Goal of the exercise: Report each line of the data that has "true" somewhere in it.

[Element data from apps and pages]
#####
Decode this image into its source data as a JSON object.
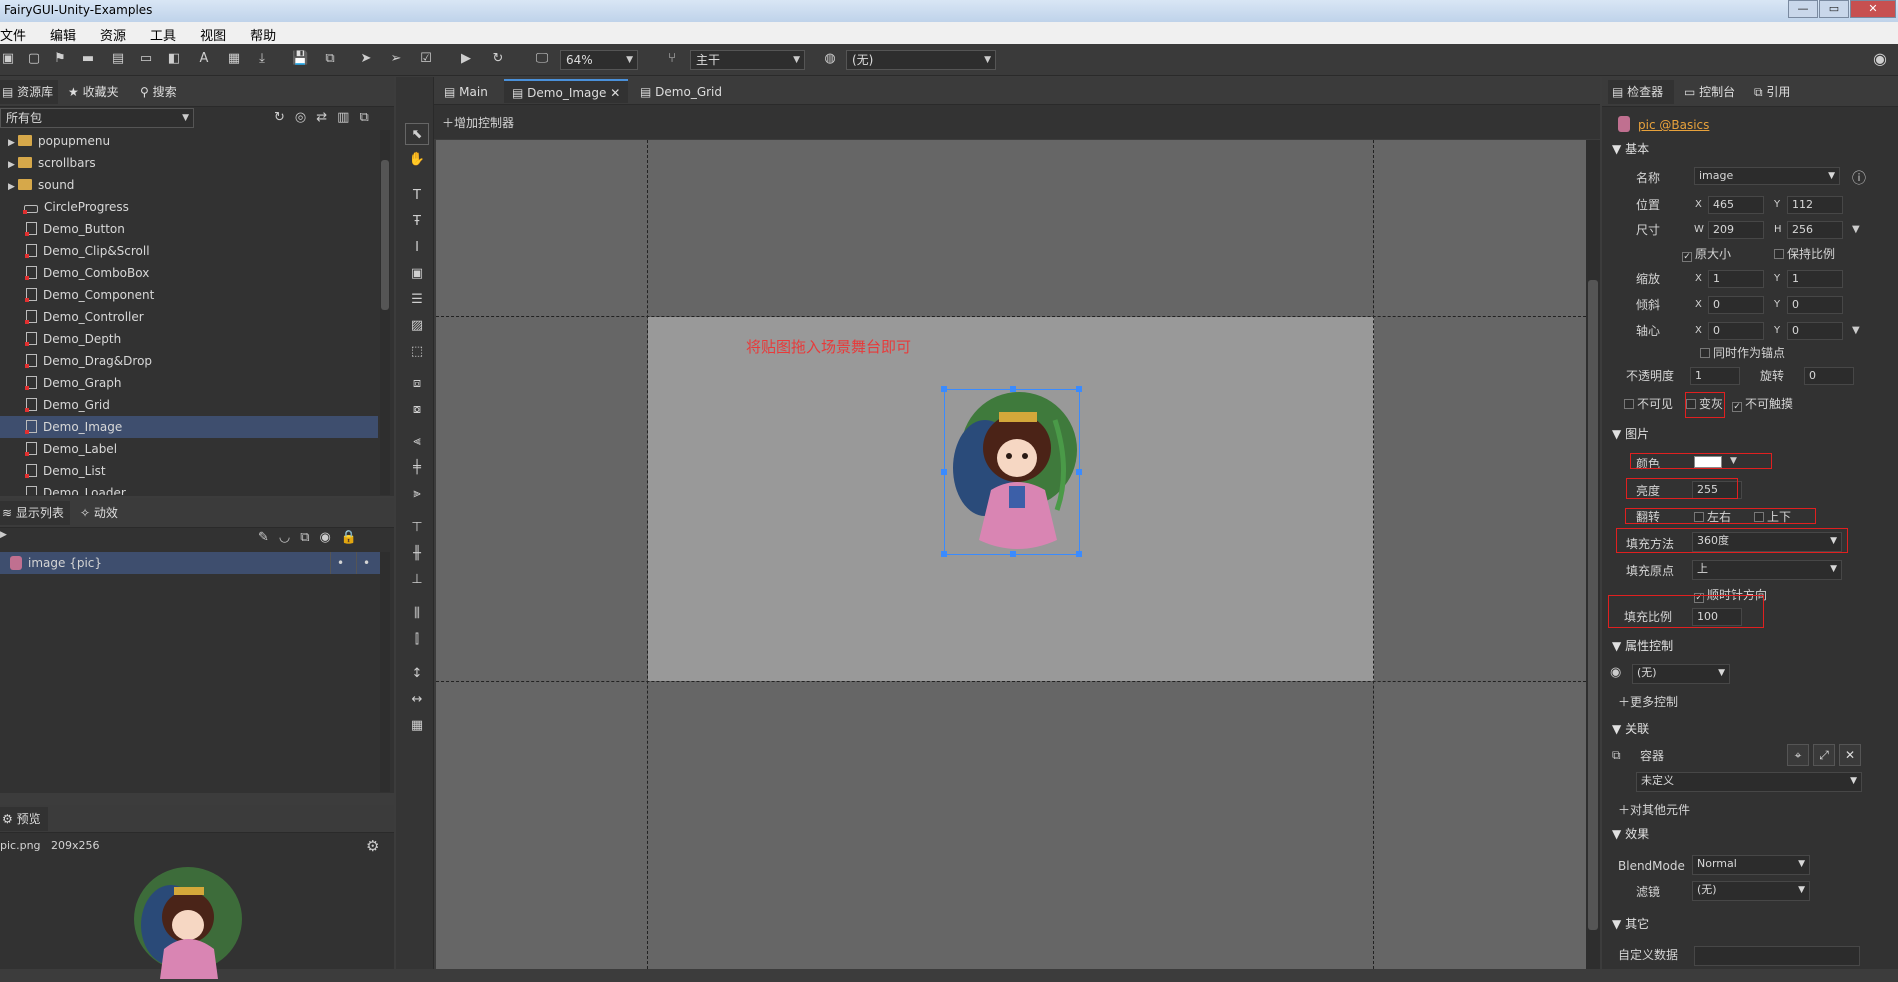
{
  "window": {
    "title": "FairyGUI-Unity-Examples",
    "min": "—",
    "max": "▭",
    "close": "✕"
  },
  "menu": [
    "文件",
    "编辑",
    "资源",
    "工具",
    "视图",
    "帮助"
  ],
  "toolbar": {
    "zoom": "64%",
    "branch": "主干",
    "lang": "(无)"
  },
  "library": {
    "tabs": {
      "assets": "资源库",
      "favorites": "收藏夹",
      "search": "搜索"
    },
    "package_filter": "所有包",
    "items": [
      {
        "label": "popupmenu",
        "type": "folder"
      },
      {
        "label": "scrollbars",
        "type": "folder"
      },
      {
        "label": "sound",
        "type": "folder"
      },
      {
        "label": "CircleProgress",
        "type": "component"
      },
      {
        "label": "Demo_Button",
        "type": "file"
      },
      {
        "label": "Demo_Clip&Scroll",
        "type": "file"
      },
      {
        "label": "Demo_ComboBox",
        "type": "file"
      },
      {
        "label": "Demo_Component",
        "type": "file"
      },
      {
        "label": "Demo_Controller",
        "type": "file"
      },
      {
        "label": "Demo_Depth",
        "type": "file"
      },
      {
        "label": "Demo_Drag&Drop",
        "type": "file"
      },
      {
        "label": "Demo_Graph",
        "type": "file"
      },
      {
        "label": "Demo_Grid",
        "type": "file"
      },
      {
        "label": "Demo_Image",
        "type": "file",
        "selected": true
      },
      {
        "label": "Demo_Label",
        "type": "file"
      },
      {
        "label": "Demo_List",
        "type": "file"
      },
      {
        "label": "Demo_Loader",
        "type": "file"
      }
    ]
  },
  "display": {
    "tabs": {
      "list": "显示列表",
      "effect": "动效"
    },
    "item": "image {pic}"
  },
  "preview": {
    "title": "预览",
    "file": "pic.png",
    "size": "209x256"
  },
  "editor": {
    "tabs": [
      {
        "label": "Main",
        "active": false,
        "close": ""
      },
      {
        "label": "Demo_Image",
        "active": true,
        "close": "✕"
      },
      {
        "label": "Demo_Grid",
        "active": false,
        "close": ""
      }
    ],
    "add_controller": "增加控制器",
    "stage_text": "将贴图拖入场景舞台即可"
  },
  "inspector": {
    "tabs": {
      "inspector": "检查器",
      "console": "控制台",
      "ref": "引用"
    },
    "object": "pic @Basics",
    "sec_basic": "基本",
    "name_label": "名称",
    "name_value": "image",
    "pos_label": "位置",
    "pos_x": "465",
    "pos_y": "112",
    "size_label": "尺寸",
    "size_w": "209",
    "size_h": "256",
    "orig_size": "原大小",
    "keep_ratio": "保持比例",
    "scale_label": "缩放",
    "scale_x": "1",
    "scale_y": "1",
    "skew_label": "倾斜",
    "skew_x": "0",
    "skew_y": "0",
    "pivot_label": "轴心",
    "pivot_x": "0",
    "pivot_y": "0",
    "as_anchor": "同时作为锚点",
    "alpha_label": "不透明度",
    "alpha_value": "1",
    "rotation_label": "旋转",
    "rotation_value": "0",
    "invisible": "不可见",
    "grayed": "变灰",
    "untouchable": "不可触摸",
    "sec_image": "图片",
    "color_label": "颜色",
    "color_value": "#ffffff",
    "bright_label": "亮度",
    "bright_value": "255",
    "flip_label": "翻转",
    "flip_h": "左右",
    "flip_v": "上下",
    "fill_method_label": "填充方法",
    "fill_method_value": "360度",
    "fill_origin_label": "填充原点",
    "fill_origin_value": "上",
    "clockwise": "顺时针方向",
    "fill_amount_label": "填充比例",
    "fill_amount_value": "100",
    "sec_gear": "属性控制",
    "gear_value": "(无)",
    "more_ctrl": "更多控制",
    "sec_relation": "关联",
    "relation_target": "容器",
    "relation_value": "未定义",
    "relation_other": "对其他元件",
    "sec_effect": "效果",
    "blend_label": "BlendMode",
    "blend_value": "Normal",
    "filter_label": "滤镜",
    "filter_value": "(无)",
    "sec_other": "其它",
    "custom_data": "自定义数据",
    "x": "X",
    "y": "Y",
    "w": "W",
    "h": "H"
  }
}
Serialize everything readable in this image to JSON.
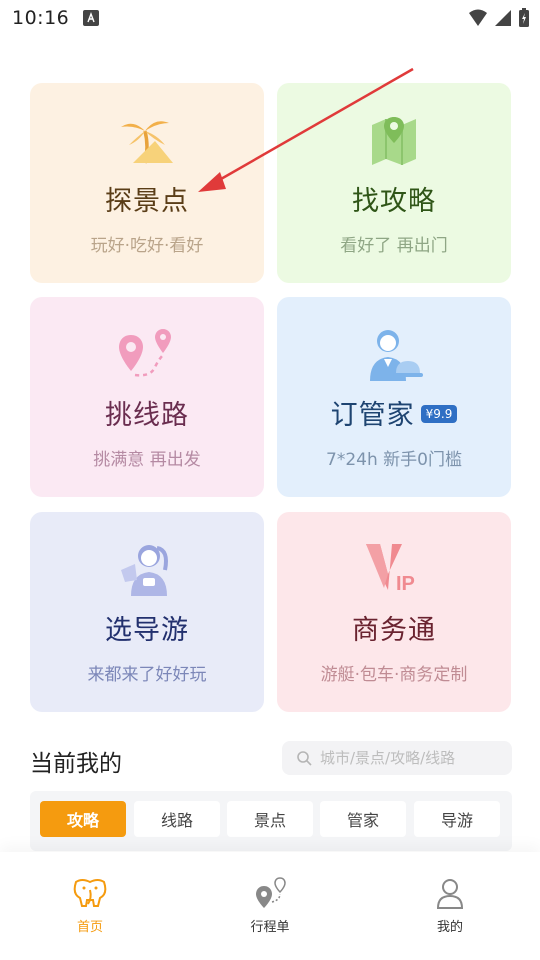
{
  "status_bar": {
    "time": "10:16"
  },
  "cards": [
    {
      "title": "探景点",
      "subtitle": "玩好·吃好·看好",
      "icon": "palm-beach-icon"
    },
    {
      "title": "找攻略",
      "subtitle": "看好了 再出门",
      "icon": "map-pin-icon"
    },
    {
      "title": "挑线路",
      "subtitle": "挑满意 再出发",
      "icon": "route-icon"
    },
    {
      "title": "订管家",
      "badge": "¥9.9",
      "subtitle": "7*24h 新手0门槛",
      "icon": "butler-icon"
    },
    {
      "title": "选导游",
      "subtitle": "来都来了好好玩",
      "icon": "tour-guide-icon"
    },
    {
      "title": "商务通",
      "subtitle": "游艇·包车·商务定制",
      "icon": "vip-icon"
    }
  ],
  "section": {
    "title": "当前我的",
    "search_placeholder": "城市/景点/攻略/线路"
  },
  "tabs": [
    {
      "label": "攻略",
      "active": true
    },
    {
      "label": "线路",
      "active": false
    },
    {
      "label": "景点",
      "active": false
    },
    {
      "label": "管家",
      "active": false
    },
    {
      "label": "导游",
      "active": false
    }
  ],
  "bottom_nav": [
    {
      "label": "首页",
      "active": true,
      "icon": "elephant-home-icon"
    },
    {
      "label": "行程单",
      "active": false,
      "icon": "itinerary-icon"
    },
    {
      "label": "我的",
      "active": false,
      "icon": "user-icon"
    }
  ],
  "colors": {
    "accent": "#f59b0f",
    "annotation_arrow": "#e03a3a"
  }
}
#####
Reply to the task:
        "selected": true
        "active": true,
      "active": true
      "active": true,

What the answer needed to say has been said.